● WORK TO COMPLETE: Look through the data below. Collect every line where the word "name" occurs.

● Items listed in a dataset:

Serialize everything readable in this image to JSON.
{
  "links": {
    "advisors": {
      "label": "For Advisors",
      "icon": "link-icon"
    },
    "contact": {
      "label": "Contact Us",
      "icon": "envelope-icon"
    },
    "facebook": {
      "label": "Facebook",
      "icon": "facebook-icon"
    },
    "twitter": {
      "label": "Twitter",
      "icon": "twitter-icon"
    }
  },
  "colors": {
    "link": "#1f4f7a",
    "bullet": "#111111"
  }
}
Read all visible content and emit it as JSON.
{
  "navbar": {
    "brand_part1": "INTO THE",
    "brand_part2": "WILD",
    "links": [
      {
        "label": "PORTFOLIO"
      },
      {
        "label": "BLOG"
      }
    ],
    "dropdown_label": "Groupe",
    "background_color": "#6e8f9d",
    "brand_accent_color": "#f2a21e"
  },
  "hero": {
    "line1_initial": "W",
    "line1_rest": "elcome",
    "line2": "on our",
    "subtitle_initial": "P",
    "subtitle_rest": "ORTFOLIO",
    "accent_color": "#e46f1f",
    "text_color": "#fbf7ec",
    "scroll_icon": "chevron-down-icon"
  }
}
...
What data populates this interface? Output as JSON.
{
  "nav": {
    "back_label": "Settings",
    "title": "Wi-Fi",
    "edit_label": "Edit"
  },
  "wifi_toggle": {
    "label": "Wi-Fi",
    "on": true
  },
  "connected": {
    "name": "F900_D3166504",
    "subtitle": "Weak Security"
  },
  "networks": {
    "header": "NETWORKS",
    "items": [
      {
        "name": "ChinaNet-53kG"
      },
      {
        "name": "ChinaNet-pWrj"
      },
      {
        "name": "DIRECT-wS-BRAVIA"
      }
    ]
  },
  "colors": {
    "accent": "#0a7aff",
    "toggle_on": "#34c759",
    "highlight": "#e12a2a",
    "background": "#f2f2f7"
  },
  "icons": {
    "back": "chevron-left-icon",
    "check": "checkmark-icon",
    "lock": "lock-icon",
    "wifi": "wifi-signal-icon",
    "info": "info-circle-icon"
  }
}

● EXERCISE SOLUTION:
    "name": "F900_D3166504",
        "name": "ChinaNet-53kG"
        "name": "ChinaNet-pWrj"
        "name": "DIRECT-wS-BRAVIA"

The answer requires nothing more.